Nothing in the records may be left out or reworded; return them exactly.

◆ ◆ ◆ ◆ ◆ ◆ ◆

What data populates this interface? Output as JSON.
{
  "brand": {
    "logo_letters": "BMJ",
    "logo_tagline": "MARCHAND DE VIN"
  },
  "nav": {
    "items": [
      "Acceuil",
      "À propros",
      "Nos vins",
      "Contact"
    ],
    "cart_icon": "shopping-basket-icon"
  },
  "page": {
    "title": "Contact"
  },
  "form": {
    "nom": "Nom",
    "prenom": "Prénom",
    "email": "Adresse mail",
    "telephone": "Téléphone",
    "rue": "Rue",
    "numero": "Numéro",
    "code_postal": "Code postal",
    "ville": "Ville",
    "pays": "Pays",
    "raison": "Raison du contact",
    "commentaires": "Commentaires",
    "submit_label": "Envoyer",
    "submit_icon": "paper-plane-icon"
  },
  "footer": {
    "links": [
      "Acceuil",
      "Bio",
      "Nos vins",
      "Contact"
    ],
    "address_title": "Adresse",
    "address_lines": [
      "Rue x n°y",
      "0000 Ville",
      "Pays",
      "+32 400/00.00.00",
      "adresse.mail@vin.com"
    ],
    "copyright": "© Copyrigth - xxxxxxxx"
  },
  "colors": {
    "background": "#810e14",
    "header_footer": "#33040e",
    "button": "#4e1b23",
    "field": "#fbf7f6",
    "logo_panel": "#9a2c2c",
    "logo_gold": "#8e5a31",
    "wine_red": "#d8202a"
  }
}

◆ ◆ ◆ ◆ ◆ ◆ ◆

== Result ==
What data populates this interface? Output as JSON.
{
  "brand": {
    "logo_letters": "BMJ",
    "logo_tagline": "MARCHAND DE VIN"
  },
  "nav": {
    "items": [
      "Acceuil",
      "À propros",
      "Nos vins",
      "Contact"
    ],
    "cart_icon": "shopping-basket-icon"
  },
  "page": {
    "title": "Contact"
  },
  "form": {
    "nom": "Nom",
    "prenom": "Prénom",
    "email": "Adresse mail",
    "telephone": "Téléphone",
    "rue": "Rue",
    "numero": "Numéro",
    "code_postal": "Code postal",
    "ville": "Ville",
    "pays": "Pays",
    "raison": "Raison du contact",
    "commentaires": "Commentaires",
    "submit_label": "Envoyer",
    "submit_icon": "paper-plane-icon"
  },
  "footer": {
    "links": [
      "Acceuil",
      "Bio",
      "Nos vins",
      "Contact"
    ],
    "address_title": "Adresse",
    "address_lines": [
      "Rue x n°y",
      "0000 Ville",
      "Pays",
      "+32 400/00.00.00",
      "adresse.mail@vin.com"
    ],
    "copyright": "© Copyrigth - xxxxxxxx"
  },
  "colors": {
    "background": "#810e14",
    "header_footer": "#33040e",
    "button": "#4e1b23",
    "field": "#fbf7f6",
    "logo_panel": "#9a2c2c",
    "logo_gold": "#8e5a31",
    "wine_red": "#d8202a"
  }
}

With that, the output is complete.